The text of the Liturgy of St. John Chrysostom, including commentary from our own Father Steven Tsichlis, can be found here.
ARTICLES RELATED TO WORSHIP
- Worship by Father Thomas Fitzgerald
- The House of God by Father Thomas Fitzgerald
- The Holy Eucharist by Father Thomas Fitzgerald
- Who May Receive Holy Communion In the Orthodox Church? by Father Steven Tsichlis
- The Sacraments by Father Thomas Fitzgerald
- Eucharistic Discipline in the Orthodox Church by Father Thomas Hopko
- Preparation for Holy Communion by Father Thomas Hopko
- On the Question of Liturgical Practices: A Letter to My Bishop by Father Alexander Schmemann
- Special Services and Blessings by Father Thomas Fitzgerald
- The Sacramental Life of the Orthodox Church by Father Alciviadis Calivas
- Orthodox Worship by Father Alciviadis Calivas
- Worship, Beauty and the Desire for God by Frederica Mathewes-Green (from her book, At the Corner of East and Now)
- A Hunger For God by Dr. Paraskevè (Eve) Tibbs
- Orthodox Art and Architecture by Dr. John Yiannias
- The Liturgical Path of Orthodoxy in America by Dr. Paul Meyendorff
- The Archdiocesan Presbyters Council Liturgical Issues Committee Report presented by Father Steven Tsichlis
- Resources for Great Lent in the Orthodox Church
THE BIBLICAL TEACHING ON HOLY COMMUNION
The Lord Jesus said: “I am the bread of life. Whoever comes to me will never be hungry and whoever believes in me will never be thirsty. I am the living bread which came down from heaven. If anyone eats of this bread, they will live forever; and the bread which I shall give for the life of the world is my flesh. Amen, amen, I say to you: unless you eat the flesh of the Son of Man and drink his blood, you have no life in you. Those who eat my flesh and drink my blood have eternal life and I will raise them up on the last day. For my flesh is true food and my blood is true drink. Those who eat my flesh and drink my blood abide in me and I in them. Just as the living Father sent me and I live because of the Father, so whoever eats me will live because of me.” – John 6:35,51,53-57
The apostle Paul said: “The cup of blessing which we bless: is it not a participation in the blood of Christ? The bread which we break: is it not a participation in the body of Christ? Because there is one loaf, we who are many are one body, for we all partake of the same loaf.
For I received from the Lord what I also handed on to you: that the Lord Jesus, on the night when he was betrayed, took a loaf of bread and when he had given thanks, he broke it and said, This is my body which is broken for you. Do this in remembrance of me. In the same way, after supper, he also took the cup, saying, This cup is the New Testament in my blood.

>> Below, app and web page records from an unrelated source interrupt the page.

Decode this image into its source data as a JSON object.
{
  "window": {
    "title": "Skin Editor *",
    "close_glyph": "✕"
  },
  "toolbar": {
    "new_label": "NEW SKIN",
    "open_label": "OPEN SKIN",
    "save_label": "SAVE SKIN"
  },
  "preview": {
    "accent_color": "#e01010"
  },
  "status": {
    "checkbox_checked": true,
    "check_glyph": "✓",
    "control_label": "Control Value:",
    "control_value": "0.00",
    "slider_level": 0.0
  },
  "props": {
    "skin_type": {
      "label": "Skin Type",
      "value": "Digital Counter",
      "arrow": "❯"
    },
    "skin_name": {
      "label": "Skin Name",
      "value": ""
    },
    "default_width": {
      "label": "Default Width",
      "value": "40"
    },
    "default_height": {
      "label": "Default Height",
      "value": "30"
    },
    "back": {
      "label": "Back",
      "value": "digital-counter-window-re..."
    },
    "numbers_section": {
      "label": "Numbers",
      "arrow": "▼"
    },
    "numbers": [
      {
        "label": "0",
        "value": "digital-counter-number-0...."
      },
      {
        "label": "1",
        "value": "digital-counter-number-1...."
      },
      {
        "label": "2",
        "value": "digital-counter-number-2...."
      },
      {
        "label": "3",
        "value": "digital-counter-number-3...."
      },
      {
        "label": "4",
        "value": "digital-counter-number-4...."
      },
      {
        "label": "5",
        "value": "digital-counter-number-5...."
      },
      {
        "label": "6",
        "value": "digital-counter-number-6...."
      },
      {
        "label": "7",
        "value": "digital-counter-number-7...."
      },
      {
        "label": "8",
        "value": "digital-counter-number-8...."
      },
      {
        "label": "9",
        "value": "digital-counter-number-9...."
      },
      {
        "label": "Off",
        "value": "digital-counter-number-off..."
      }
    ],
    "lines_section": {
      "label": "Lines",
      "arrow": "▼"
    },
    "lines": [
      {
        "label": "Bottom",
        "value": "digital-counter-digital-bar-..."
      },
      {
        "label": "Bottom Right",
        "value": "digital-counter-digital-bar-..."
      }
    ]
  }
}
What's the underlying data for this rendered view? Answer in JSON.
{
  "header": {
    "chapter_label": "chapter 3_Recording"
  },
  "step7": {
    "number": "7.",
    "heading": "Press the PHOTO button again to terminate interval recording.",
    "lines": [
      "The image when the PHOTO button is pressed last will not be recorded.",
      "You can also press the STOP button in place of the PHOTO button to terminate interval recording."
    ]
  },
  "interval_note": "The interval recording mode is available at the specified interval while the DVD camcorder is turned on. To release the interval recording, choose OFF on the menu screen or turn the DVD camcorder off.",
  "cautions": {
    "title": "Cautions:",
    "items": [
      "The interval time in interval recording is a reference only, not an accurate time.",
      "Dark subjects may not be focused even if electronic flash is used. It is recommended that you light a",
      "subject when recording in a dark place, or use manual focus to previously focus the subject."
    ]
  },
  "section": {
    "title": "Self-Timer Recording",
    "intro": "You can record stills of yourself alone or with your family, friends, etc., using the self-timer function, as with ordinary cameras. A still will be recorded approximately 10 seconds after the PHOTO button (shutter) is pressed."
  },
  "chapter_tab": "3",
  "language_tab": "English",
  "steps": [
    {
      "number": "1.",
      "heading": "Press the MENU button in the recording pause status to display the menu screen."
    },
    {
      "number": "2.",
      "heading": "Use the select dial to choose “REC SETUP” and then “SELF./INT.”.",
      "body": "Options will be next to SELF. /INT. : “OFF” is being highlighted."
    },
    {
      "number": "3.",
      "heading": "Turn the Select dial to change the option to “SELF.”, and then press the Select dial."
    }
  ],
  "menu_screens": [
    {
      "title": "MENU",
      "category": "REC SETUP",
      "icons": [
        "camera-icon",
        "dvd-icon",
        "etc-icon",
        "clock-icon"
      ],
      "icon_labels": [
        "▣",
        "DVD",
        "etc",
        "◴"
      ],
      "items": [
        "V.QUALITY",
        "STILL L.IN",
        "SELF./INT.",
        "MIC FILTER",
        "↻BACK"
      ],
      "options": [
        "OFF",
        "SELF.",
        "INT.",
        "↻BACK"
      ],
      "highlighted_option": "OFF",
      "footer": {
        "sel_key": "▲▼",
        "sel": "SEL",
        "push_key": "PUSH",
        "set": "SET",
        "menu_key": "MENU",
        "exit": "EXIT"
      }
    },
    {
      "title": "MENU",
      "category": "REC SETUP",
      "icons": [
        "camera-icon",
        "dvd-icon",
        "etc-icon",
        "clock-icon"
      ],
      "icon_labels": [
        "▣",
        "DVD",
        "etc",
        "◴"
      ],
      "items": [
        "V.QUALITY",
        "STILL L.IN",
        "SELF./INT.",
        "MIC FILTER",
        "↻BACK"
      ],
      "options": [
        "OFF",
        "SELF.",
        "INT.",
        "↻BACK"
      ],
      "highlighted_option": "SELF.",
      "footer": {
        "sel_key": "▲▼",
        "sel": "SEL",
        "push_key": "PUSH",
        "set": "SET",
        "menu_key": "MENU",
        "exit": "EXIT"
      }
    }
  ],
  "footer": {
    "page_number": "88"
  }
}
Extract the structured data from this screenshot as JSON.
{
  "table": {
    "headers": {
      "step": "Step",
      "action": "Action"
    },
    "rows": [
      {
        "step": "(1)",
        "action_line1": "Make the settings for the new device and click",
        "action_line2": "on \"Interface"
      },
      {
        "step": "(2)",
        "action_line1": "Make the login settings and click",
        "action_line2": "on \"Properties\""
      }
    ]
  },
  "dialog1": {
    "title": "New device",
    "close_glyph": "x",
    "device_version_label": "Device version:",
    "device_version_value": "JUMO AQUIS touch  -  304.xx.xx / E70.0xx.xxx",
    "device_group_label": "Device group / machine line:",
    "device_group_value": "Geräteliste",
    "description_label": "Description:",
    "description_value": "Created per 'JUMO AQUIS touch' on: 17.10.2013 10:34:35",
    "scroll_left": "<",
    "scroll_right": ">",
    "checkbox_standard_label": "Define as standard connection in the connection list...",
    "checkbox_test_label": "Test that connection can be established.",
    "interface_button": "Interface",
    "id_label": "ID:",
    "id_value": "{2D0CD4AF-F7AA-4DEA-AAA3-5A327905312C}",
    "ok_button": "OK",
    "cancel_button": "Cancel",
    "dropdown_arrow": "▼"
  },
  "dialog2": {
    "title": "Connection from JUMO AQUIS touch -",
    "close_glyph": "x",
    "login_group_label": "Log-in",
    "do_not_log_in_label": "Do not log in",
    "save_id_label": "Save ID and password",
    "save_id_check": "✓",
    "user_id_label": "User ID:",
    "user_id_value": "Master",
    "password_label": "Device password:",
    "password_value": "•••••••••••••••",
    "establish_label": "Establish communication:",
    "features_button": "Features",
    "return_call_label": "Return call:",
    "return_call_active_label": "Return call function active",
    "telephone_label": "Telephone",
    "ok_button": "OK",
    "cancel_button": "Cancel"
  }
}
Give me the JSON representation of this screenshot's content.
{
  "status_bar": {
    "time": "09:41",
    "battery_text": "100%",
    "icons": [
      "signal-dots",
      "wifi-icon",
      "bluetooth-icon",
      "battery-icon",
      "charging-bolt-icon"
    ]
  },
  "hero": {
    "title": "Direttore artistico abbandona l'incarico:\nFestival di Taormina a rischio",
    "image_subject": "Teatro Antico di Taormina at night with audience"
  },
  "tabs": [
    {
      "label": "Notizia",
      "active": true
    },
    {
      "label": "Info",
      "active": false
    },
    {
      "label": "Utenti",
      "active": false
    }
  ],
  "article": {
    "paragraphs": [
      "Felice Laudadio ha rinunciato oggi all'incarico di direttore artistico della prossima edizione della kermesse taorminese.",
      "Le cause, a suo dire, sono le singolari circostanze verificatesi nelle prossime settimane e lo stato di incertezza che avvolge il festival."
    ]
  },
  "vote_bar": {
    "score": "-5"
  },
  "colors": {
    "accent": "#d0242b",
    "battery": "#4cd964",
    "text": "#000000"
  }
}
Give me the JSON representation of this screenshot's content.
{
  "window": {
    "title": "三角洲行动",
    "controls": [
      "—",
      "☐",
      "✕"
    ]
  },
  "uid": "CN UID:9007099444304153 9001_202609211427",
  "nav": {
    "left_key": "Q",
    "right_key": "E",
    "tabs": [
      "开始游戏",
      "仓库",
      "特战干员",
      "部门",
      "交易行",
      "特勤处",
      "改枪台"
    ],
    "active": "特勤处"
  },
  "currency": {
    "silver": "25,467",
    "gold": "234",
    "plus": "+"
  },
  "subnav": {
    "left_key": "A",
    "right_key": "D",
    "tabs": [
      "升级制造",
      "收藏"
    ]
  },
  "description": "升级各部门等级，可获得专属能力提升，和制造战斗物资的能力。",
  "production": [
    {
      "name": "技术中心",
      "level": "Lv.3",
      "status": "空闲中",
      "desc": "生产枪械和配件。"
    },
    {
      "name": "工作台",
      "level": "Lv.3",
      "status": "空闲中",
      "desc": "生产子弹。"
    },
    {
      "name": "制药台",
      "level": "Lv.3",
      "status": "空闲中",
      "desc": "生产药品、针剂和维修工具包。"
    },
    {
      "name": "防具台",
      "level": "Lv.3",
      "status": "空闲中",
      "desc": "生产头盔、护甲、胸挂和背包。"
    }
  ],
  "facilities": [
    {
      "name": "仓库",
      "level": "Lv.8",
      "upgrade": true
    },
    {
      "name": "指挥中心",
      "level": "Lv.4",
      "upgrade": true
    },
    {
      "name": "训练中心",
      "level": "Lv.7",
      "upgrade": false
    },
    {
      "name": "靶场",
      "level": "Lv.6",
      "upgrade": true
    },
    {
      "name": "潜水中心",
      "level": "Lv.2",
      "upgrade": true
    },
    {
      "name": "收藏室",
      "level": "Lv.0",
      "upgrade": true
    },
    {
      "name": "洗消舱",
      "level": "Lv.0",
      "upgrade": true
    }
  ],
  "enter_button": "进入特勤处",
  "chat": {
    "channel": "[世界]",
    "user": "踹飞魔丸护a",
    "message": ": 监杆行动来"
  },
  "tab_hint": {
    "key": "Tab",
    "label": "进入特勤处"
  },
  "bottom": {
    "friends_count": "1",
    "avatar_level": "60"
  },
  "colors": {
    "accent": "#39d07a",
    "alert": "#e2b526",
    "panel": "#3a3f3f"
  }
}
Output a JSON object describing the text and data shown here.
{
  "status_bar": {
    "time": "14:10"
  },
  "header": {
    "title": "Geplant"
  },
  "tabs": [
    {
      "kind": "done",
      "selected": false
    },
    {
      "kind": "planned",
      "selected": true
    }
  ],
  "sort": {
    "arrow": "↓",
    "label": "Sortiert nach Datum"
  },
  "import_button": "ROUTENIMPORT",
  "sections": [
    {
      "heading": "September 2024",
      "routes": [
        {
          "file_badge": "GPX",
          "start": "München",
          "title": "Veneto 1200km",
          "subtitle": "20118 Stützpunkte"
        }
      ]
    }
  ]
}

Do this, as often as you drink it, in remembrance of me. For as often as you eat this bread and drink the cup, you proclaim the Lords death until he comes.
Whoever, therefore, eats the bread of drinks the cup of the Lord in an unworthy manner will be answerable for the body and blood of the Lord. Examine yourselves and only then eat of the bread and drink of the cup. For all who eat and drink in an unworthy manner, without discerning the Lords body, eat and drink judgment against themselves. For this reason, many of you are weak and ill and some have died.
– 1 Corinthians 10:16-17; 11:23-30
Also, read the accounts of the Last Supper given at Matthew 26:26-29; Mark 14:22-25 and Luke 22:14-23.